> What the exercise asks
Each line that includes "value" must be copied from the records.

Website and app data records
○ ○ ○ ○
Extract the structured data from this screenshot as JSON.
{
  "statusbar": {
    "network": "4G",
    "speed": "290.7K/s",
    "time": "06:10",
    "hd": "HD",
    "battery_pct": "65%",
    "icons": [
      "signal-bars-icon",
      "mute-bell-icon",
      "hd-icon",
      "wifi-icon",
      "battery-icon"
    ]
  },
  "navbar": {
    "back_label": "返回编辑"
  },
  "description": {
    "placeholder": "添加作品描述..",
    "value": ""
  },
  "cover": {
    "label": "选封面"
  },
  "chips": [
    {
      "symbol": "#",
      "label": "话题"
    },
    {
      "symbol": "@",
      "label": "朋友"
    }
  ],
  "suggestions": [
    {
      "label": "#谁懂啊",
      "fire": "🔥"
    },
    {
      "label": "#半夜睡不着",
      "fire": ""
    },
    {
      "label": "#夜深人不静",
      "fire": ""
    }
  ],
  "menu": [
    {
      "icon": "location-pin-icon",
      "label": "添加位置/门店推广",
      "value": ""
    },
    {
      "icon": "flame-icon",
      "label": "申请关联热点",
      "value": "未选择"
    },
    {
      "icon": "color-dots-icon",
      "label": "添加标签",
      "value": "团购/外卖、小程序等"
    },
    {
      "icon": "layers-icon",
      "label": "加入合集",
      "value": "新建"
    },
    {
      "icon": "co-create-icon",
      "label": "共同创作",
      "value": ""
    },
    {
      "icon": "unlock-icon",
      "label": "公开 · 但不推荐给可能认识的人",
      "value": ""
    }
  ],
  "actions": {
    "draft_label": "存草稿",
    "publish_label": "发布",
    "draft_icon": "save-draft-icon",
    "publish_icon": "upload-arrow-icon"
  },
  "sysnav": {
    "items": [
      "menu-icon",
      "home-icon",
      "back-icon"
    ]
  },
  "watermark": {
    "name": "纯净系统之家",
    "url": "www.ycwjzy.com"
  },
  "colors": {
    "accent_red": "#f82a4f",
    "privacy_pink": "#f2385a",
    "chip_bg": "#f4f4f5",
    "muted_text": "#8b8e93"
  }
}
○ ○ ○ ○
> Answer for the task
    "value": ""
      "value": ""
      "value": "未选择"
      "value": "团购/外卖、小程序等"
      "value": "新建"
      "value": ""
      "value": ""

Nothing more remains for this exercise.